By Tobin Perry
YARNELL, Ariz. – After an out-of-control, lightning-induced fire around Yarnell, Ariz., killed 19 firefighters on Sunday, Southern Baptists are mobilizing disaster relief chaplains to walk alongside impacted families and provide them with spiritual support.
The deaths represented the worst firefighting tragedy in Arizona’s history, reports the Arizona Republic, Phoenix’s daily newspaper.
As of Monday morning, Arizona Southern Baptists had connected with local churches near Yarnell and are determining the needs of the impacted families. Larry Hyde, the disaster relief director for the Arizona Southern Baptist Convention, says chaplain teams are on the way to the fire area.

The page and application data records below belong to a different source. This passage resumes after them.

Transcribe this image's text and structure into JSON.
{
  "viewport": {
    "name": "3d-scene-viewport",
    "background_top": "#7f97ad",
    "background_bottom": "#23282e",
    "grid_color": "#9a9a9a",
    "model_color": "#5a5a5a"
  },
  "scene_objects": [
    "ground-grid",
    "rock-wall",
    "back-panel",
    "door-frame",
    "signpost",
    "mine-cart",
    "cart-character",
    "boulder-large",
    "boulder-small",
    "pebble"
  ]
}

“Our response to hurting families is to help hurting people, not to make Baptists out of them,” Hyde said. “We’re just out there to support people’s needs and share the love of Jesus at a time when their lives are falling apart.”
Hyde is hopeful that Southern Baptists will have opportunities to minister to the firefighters’ families through relationships already built with Arizona’s fire services. Besides looking to meet any spiritual needs among firefighters’ families, Southern Baptist Disaster Relief chaplains will be on hand to help churches that will undoubtedly be dealing with the loss as well. Hyde says it’s likely that church members knew some of the firefighters.

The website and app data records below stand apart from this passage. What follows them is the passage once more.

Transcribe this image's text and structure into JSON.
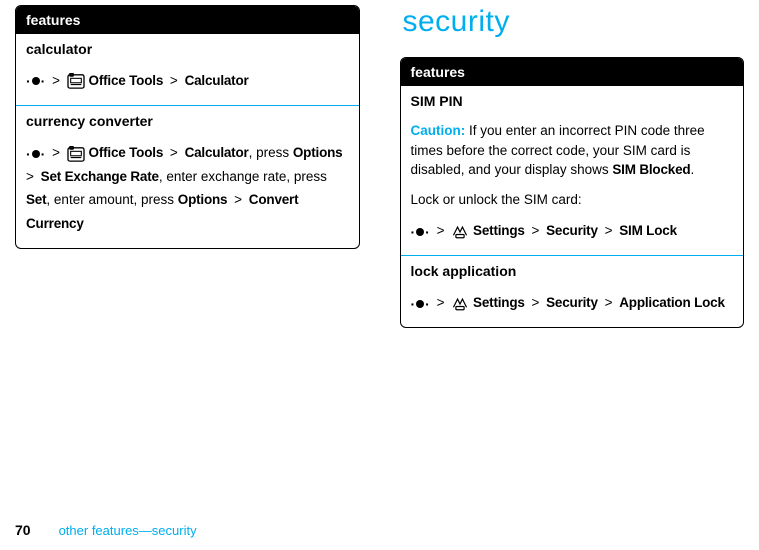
{
  "left": {
    "header": "features",
    "calculator": {
      "title": "calculator",
      "menu_office": "Office Tools",
      "menu_calc": "Calculator"
    },
    "currency": {
      "title": "currency converter",
      "menu_office": "Office Tools",
      "menu_calc": "Calculator",
      "press1": ", press",
      "options": "Options",
      "set_rate": "Set Exchange Rate",
      "enter_rate": ", enter exchange rate, press",
      "set": "Set",
      "enter_amount": ", enter amount, press",
      "options2": "Options",
      "convert": "Convert Currency"
    }
  },
  "right": {
    "section_title": "security",
    "header": "features",
    "sim_pin": {
      "title": "SIM PIN",
      "caution_label": "Caution:",
      "caution_text": " If you enter an incorrect PIN code three times before the correct code, your SIM card is disabled, and your display shows ",
      "sim_blocked": "SIM Blocked",
      "period": ".",
      "lock_text": "Lock or unlock the SIM card:",
      "menu_settings": "Settings",
      "menu_security": "Security",
      "menu_simlock": "SIM Lock"
    },
    "lock_app": {
      "title": "lock application",
      "menu_settings": "Settings",
      "menu_security": "Security",
      "menu_applock": "Application Lock"
    }
  },
  "footer": {
    "page": "70",
    "text": "other features—security"
  },
  "sep": ">"
}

The firefighters were part of the elite Granite Mountain Hotshots of nearby Prescott, Ariz. All but one of the firefighters were from Prescott. They were responding to a fire that may have already destroyed half of Yarnell’s 500 homes. One member of the 20-member team, who was in a separate location, survived the fire. By late Sunday 250 firefighters were battling the fire. That number was expected to climb to 400 on Monday.

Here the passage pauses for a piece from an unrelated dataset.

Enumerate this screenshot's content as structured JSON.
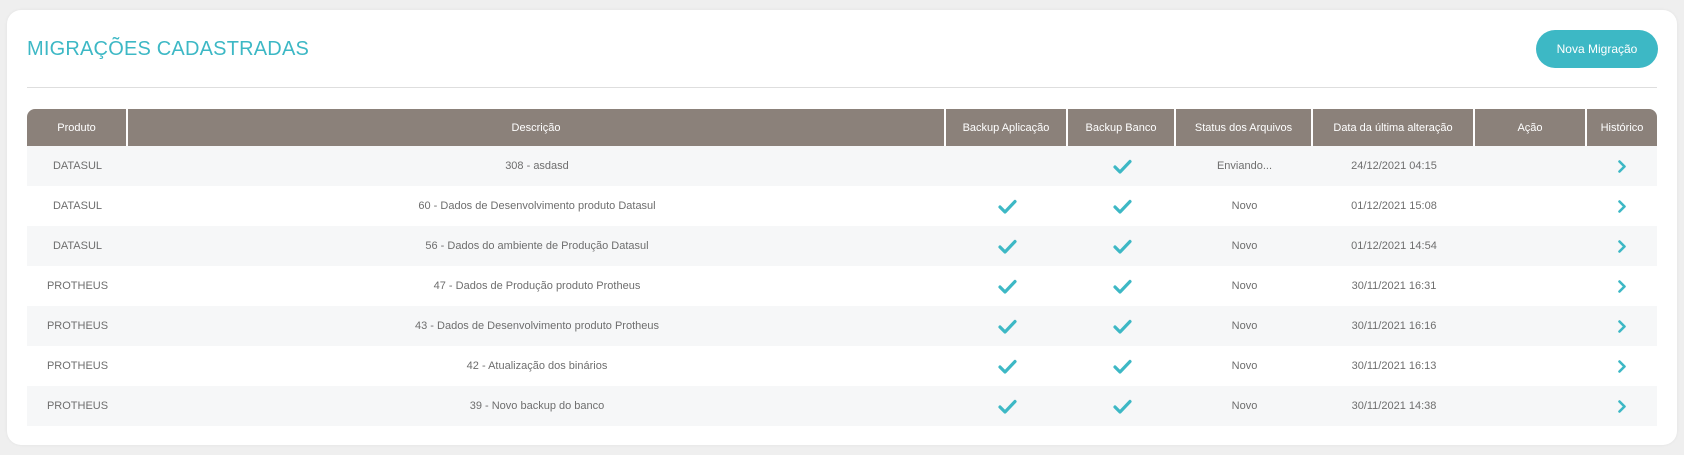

Hyde also says that Arizona Southern Baptists are preparing teams to help homeowners in the Yarnell area impacted by the fire. He says one and possibly two kitchen teams will be put on standby to provide food for the shelters housing fire survivors. Shower teams, ash-out and chaplain teams also will be going to the area to assist residents.
Fritz Wilson, executive director of Southern Baptist Disaster Relief, notes that all disaster relief responders hurt when news like this comes.
“In the back of our minds, we always know that first responders are willing to put their lives on the line, but when it actually happens, we’re always caught off guard and saddened,” Wilson said. “The whole response community hurts when this happens and then reaches out to support not just the family but the whole town of Yarnell.”
Wilson added that he believes Southern Baptists’ best opportunity for ministry will come in long-term help. He says he’ll be working with Arizona SBDR to see what kinds of needs Southern Baptists from other states may be able to help with.
Steve Bass, NAMB’s vice president for the West region, echoed Wilson’s concerns and promised the prayers of Southern Baptists.
“Many of these are younger men who represent families,” said Bass, who lives in Phoenix and served for 15 years as the executive director of the Arizona Southern Baptist Convention before coming to NAMB in 2011. “We lost 19 great people, but we have immediately impacted families as well. Those children are never going to get away from this. That’s when your heart goes out to them. Obviously our prayers are for them. I’m sure our churches in the area will be reaching out to those families the best they can.”
NAMB coordinates and manages Southern Baptist responses to major disasters through partnerships with 42 state Baptist conventions, most of which have their own state disaster relief programs.
Southern Baptists have 82,000 trained volunteers—including chaplains—and 1,550 mobile units for feeding, chainsaw, mud-out, command, communication, childcare, shower, laundry, water purification, repair/rebuild and power generation. SBDR is one of the three largest mobilizers of trained disaster relief volunteers in the United States, along with the American Red Cross and The Salvation Army.
To donate to SBDR efforts, contact the Baptist convention in your state or visit namb.net/disaster-relief-donations. Other ways to donate are to call 1-866-407-NAMB (6262) or mail checks to NAMB, P.O. Box 116543, Atlanta, GA 30368-6543. Designate checks for “Disaster Relief.”
Tobin Perry writes for the North American Mission Board.
Published July 2, 2013